Japanese Knotweed can be a thorn in a homeowner’s side. The plant can appear as small as 3cm tall and halt your house sale, stopping the purchase of your brand new home in its tracks. If a valuation detects the presence of Japanese Knotweed or such a fact is disclosed during the conveyancing process, a lender may outright refuse to secure a mortgage on the property.
Where the presence of Knotweed is suspected, a survey should be carried out to establish the extent of the risk and any necessary remedial work. Where Knotweed is present, you must set up a knotweed management plan which incorporates one of two treatment schemes:
- Long-term chemical treatment programme.
- Immediate eradication.
Chemical treatment controls the knotweed over a number of years. Although controlled, the root of is not removed meaning it may lay dormant for years and a re-occurrence of the growth may appear. In these circumstances, knotweed contractors provide guarantees so that in the event of re-occurrence, the homeowner suffers no further cost.
Eradication is preferable as it is less time consuming. It is especially useful where there are known plans to disrupt land by way of development. In any event, if you can negotiate instant removal of Japanese Knotweed, do so.
Landowners should combat Japanese Knotweed whenever it is detected, not just in the course of a land transaction. Knotweed, in the most extreme circumstances, can overwhelm and bring down garden sheds, greenhouses and poorly founded garages.

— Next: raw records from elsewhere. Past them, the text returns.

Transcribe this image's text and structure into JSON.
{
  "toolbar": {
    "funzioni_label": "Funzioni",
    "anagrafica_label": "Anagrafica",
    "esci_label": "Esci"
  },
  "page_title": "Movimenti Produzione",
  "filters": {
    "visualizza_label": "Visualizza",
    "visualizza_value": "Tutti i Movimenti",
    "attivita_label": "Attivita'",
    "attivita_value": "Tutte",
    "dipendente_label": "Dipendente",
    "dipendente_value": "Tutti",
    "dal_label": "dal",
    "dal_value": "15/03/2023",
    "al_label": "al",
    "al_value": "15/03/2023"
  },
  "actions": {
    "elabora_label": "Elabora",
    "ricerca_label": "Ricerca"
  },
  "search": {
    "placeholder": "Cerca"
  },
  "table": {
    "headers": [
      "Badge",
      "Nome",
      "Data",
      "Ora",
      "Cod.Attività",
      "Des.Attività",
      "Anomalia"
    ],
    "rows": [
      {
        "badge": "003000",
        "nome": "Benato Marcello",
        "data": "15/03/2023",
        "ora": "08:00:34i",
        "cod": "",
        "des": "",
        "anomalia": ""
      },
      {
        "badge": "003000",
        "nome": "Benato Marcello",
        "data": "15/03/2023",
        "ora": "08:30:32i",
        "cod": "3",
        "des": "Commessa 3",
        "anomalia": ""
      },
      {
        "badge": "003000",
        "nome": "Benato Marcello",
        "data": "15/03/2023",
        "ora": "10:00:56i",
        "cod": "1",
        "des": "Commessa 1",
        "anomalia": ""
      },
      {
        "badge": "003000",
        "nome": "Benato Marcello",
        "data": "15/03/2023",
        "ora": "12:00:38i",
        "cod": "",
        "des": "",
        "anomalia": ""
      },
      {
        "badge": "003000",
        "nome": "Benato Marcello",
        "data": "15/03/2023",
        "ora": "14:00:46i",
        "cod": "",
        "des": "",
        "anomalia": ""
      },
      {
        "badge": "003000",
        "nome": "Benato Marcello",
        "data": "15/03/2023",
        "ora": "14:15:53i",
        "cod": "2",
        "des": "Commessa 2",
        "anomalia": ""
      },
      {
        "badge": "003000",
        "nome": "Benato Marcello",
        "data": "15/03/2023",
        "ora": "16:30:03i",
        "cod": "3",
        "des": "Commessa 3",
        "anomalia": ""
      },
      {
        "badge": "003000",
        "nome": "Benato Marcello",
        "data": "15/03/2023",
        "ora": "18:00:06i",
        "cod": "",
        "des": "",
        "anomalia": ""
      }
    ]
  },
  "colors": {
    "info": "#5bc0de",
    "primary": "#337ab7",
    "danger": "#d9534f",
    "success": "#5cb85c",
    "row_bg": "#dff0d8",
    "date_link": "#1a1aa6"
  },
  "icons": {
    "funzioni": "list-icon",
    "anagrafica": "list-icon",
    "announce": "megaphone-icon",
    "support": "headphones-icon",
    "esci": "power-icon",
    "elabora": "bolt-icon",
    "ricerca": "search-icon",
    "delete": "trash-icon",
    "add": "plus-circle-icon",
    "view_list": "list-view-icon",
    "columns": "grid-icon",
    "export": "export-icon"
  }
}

Legislation forces the control of an invasive growth on your property; however under no circumstances should you remove the plant yourself. Where a landowner fails to control knotweed on their property they could receive a heavy fine.